In the fire-stricken southwestern Oregon town of Phoenix, uprooted families, many with young children, were sleeping in their cars, huddling at a civic centre or in churches, City Council member Sarah Westover said.
“It’s much more difficult to follow the COVID restrictions given the environment,” Westover told Reuters news agency.
Westover said the community is in grief and shock while fearing it might not be over. She and others who have evacuated still have their cars packed, ready to escape at a moment’s notice, she said. Her house in Phoenix was spared, but others nearby burned down.
“It’s like it cherry-picked – it burned down a house, then skipped two, then burned down another. I guess that’s the way they kind of work with the embers flying around,” Westover said.
Marcus Welch, a food service director and youth football coach in Phoenix, told Reuters he has been helping a group of local high school students run a community donation centre to assist a mostly Latino local population whose mobile homes were burned to the ground.

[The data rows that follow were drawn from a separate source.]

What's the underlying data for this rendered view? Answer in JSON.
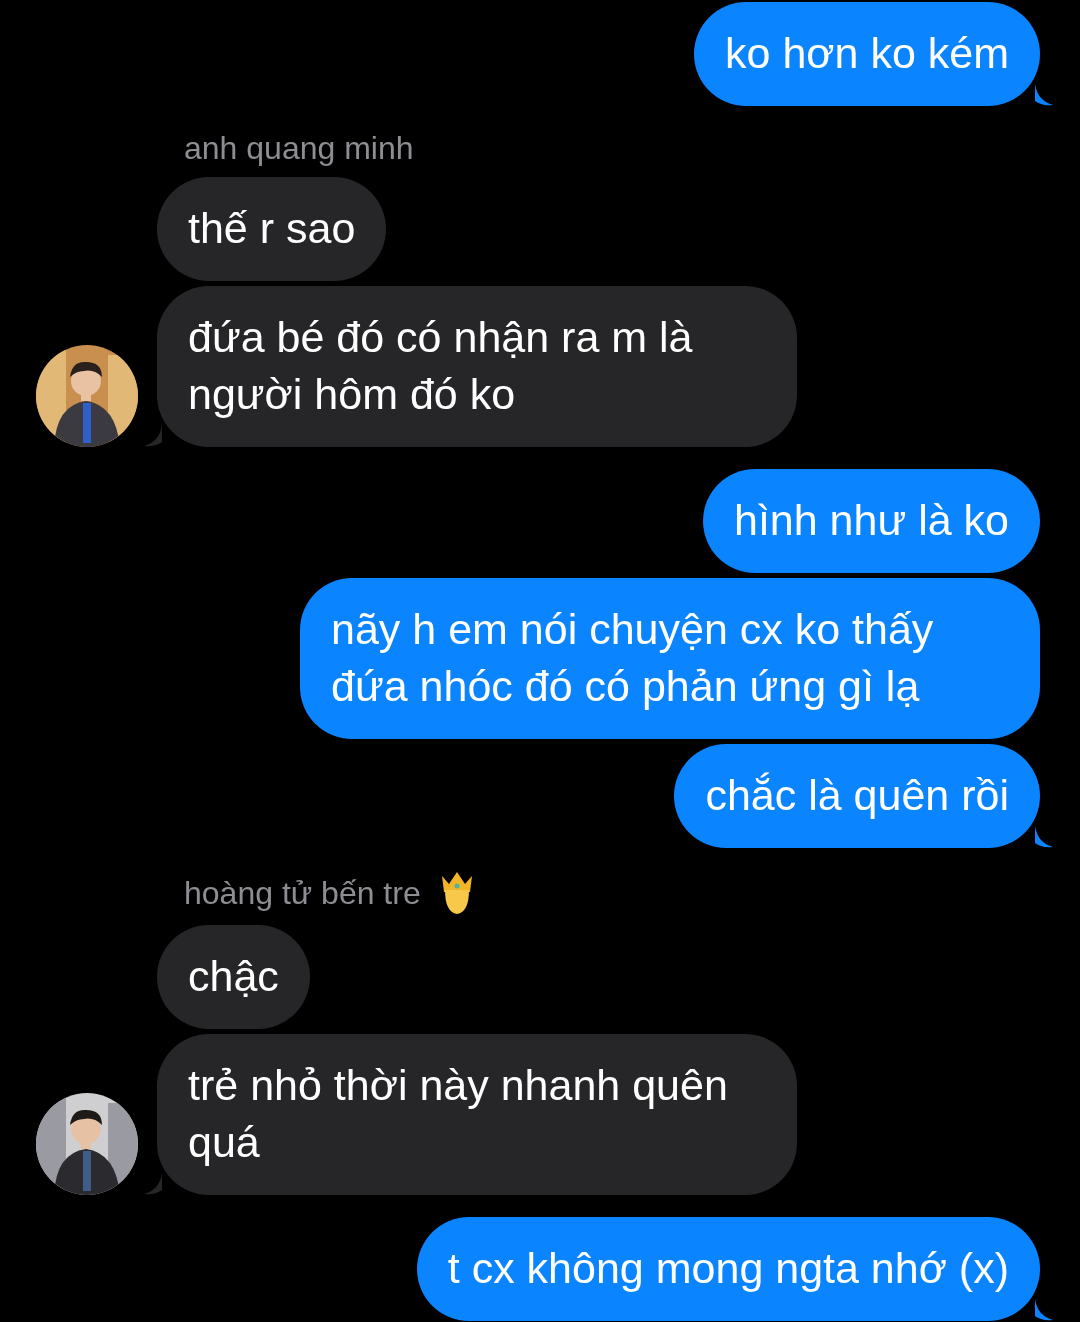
{
  "groups": [
    {
      "kind": "outgoing",
      "messages": [
        "ko hơn ko kém"
      ]
    },
    {
      "kind": "incoming",
      "sender": "anh quang minh",
      "badge": false,
      "messages": [
        "thế r sao",
        "đứa bé đó có nhận ra m là người hôm đó ko"
      ]
    },
    {
      "kind": "outgoing",
      "messages": [
        "hình như là ko",
        "nãy h em nói chuyện cx ko thấy đứa nhóc đó có phản ứng gì lạ",
        "chắc là quên rồi"
      ]
    },
    {
      "kind": "incoming",
      "sender": "hoàng tử bến tre",
      "badge": true,
      "messages": [
        "chậc",
        "trẻ nhỏ thời này nhanh quên quá"
      ]
    },
    {
      "kind": "outgoing",
      "messages": [
        "t cx không mong ngta nhớ (x)"
      ]
    }
  ]
}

About 600 people have come by to pick up donations, Welch added.
“Every day, I hear a sad story. Every day, I hear a family displaced. People are crying because high school kids are giving them food, water … It’s been a total blessing … Some people, they lost everything, so we encourage them to take everything they can.”
Residents told of having to make quick getaways from fast-moving wildfires.
Rhonda and Chuck Johnston, of Gates, Oregon, described to Reuters celebrating their 32nd wedding anniversary outside their RV playing card games and eating barbecued chicken in the car park of the Oregon State Fairgrounds after a hasty evacuation.
“This is something you never think you’re going to go through,” Rhonda Johnston said. “We grabbed a couple days’ worth of clothes, pills, and two cars full of pictures and two dogs and a cat and our daughter.”
The fires have put harmful levels of smoke and soot into the region’s air, painting skies in tones of orange and sepia even as residents deal with another public health emergency during the coronavirus pandemic.
The Oregon Department of Environmental Quality’s Air Quality Index is considered hazardous between 301 and 500. Values above 500 – which multiple Oregon cities have reported during the past week – are beyond the index’s scale.
The air quality agency extended an alert to Thursday, and the air was so thick that Alaska Airlines stopped flights to Portland and Spokane, Washington, until Tuesday afternoon.
Smoke from dozens of wildfires is pooling in California’s Central Valley, an agricultural region that has some of the state’s worst air quality even when there are no flames. Some parts of central California are not likely to see relief until October, said Dan Borsum, the incident meteorologist for a fire in Northern California.
“It’s going to take a substantially strong weather pattern to move all the smoke,” Borsum said at a briefing Sunday.
On Monday, Trump, who is seeking re-election on November 3, met with firefighters and officials in California. His Democratic challenger Joe Biden branded the Republican president a “climate arsonist” for refusing to acknowledge climate change’s role in the wildfires, while Trump said, “I don’t think science knows.”